Experts Trust These Supplements; Recommend them to Everyone








Wondering what your health care provider takes to stay well?  Is it a prescription?  Probably your health care experts trusts – and takes one of the same supplements that they recommend to you.  So, here’s what they are, and why you should be taking them:

Probiotics are one of the many supplements that health care professionals take to stay well.

Probiotics are one of the many supplements that health care professionals take to stay well.

When they want to fight pain and inflammation

You might not know it, but your doctor is likely aging, just like you.  Maybe it’s that old sports injury, or maybe they just want to keep their joints healthy and long lasting.  Whatever the reason, chances are that your doctor is using these:

-          Capsaicin.  This compound comes from hot peppers, and it can help to soothe your sore muscles.  First it stimulates, then it decreases the pain signals.

-          Omega-3 Fatty Acids.  You can find this in flaxseed and fish oils, and it helps to soothe pain and inflammation of all parts of the body.

Be careful though, because omega-3 works to thin the blood, so if you’re already taking warfarin or a daily aspirin, you should avoid taking this supplement.

When they want to boost the mood
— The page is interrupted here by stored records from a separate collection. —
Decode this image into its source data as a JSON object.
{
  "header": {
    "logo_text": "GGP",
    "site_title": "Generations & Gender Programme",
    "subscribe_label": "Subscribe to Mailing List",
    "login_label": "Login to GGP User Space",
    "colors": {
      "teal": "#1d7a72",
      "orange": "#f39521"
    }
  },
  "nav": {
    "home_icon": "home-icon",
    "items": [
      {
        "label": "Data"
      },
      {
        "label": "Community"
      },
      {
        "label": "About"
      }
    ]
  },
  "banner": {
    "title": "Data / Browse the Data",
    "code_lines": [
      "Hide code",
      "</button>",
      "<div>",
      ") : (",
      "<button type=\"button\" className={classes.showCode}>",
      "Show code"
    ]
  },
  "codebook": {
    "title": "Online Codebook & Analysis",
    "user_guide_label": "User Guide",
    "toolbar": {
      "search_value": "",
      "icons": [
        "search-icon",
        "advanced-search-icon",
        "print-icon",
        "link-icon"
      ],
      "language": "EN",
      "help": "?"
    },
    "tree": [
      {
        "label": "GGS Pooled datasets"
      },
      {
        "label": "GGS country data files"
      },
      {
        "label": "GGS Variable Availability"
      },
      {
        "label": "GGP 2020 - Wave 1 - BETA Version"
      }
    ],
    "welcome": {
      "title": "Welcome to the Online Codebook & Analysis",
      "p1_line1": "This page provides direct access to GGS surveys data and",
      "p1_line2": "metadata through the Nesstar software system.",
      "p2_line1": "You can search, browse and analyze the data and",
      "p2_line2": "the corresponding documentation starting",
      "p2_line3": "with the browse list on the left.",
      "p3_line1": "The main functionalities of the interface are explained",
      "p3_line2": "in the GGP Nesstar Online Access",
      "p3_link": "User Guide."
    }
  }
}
Even the doc has days that he or she feels a bit down, tired and sluggish.  That’s why they choose these supplements to help them stay alert, chipper and keep that general pep in their step:

-          Ginseng.  You can find it as the Asian, Siberian or American varieties, but any type of ginseng is said to have properties that help to stimulate the adrenal hormone known as ACTH.  It helps to boost physical performance and alertness.  The best products to look for contain four to five percent ginsenosides.

Be careful though, because you shouldn’t use ginseng if you’ve been taking the blood thinner called warfarin or antibiotics.

-          Guarana.  This is a Brazilian shrub that helps to boost alertness, memory and mood.

Be careful because guarana contains caffeine, so you should not use it if you have a heart condition or high blood pressure.

When they want to boost their immunity

Health care professionals get sick, too, so they like to do all they can to make sure that they have the most protection they can.  It’s not masks, or immunizations that keep these professionals going strong; it’s supplements like these:

-          Andrographis.  This is an Asian plant, and it’s used for it’s cold busting properties.  It can prevent colds, or if you already have one, it can help to ease their symptoms.

-          Probiotics.  It’s found in all kinds of things, dairy products, pills, and even added to drinks, but the point is it’s good for you.  According to a Swedish study, when employees were given “good” bacteria supplements daily, they missed less work due to illness than those that received none.

When they want to stay, well, regular

Yes, even health care professionals deal with the occasional stomach problems and irregularity.  That’s why they take these supplements:

-          Ginger.  Ginger root can help to ease upset stomach and ease indigestion and gas.

Psyllium Husks.  When taken with no less than eight ounces of water or juice, Psyllium helps with the absorption of food.  It works to prevent constipation by soaking up the liquid in intestines, which can help to make it easier to go – well, you know.

Powered By DT Author Box

Written by Melissa Krosby

Melissa Krosby currently lives in Gainesville, Florida and has a myriad of experience in writing expos and articles on various niches. As an expert journalist she started her career in High School as the newspaper and yearbook director. Throughout her career her work has been published in thousands of well-known media outlets.However, she finds the best source for her expanding her skills is that of experience, in depth research, and relating to what readers like. Melissa is savvy with fitness, health, and diet articles as you will find she definitely has a way with words and keeping the readers interest. Contact Melissa at Melissa@newhealthalert.net.

Pin It

Leave a Reply

Your email address will not be published. Required fields are marked *

You may use these HTML tags and attributes: <a href="" title=""> <abbr title=""> <acronym title=""> <b> <blockquote cite=""> <cite> <code> <del datetime=""> <em> <i> <q cite=""> <strike> <strong>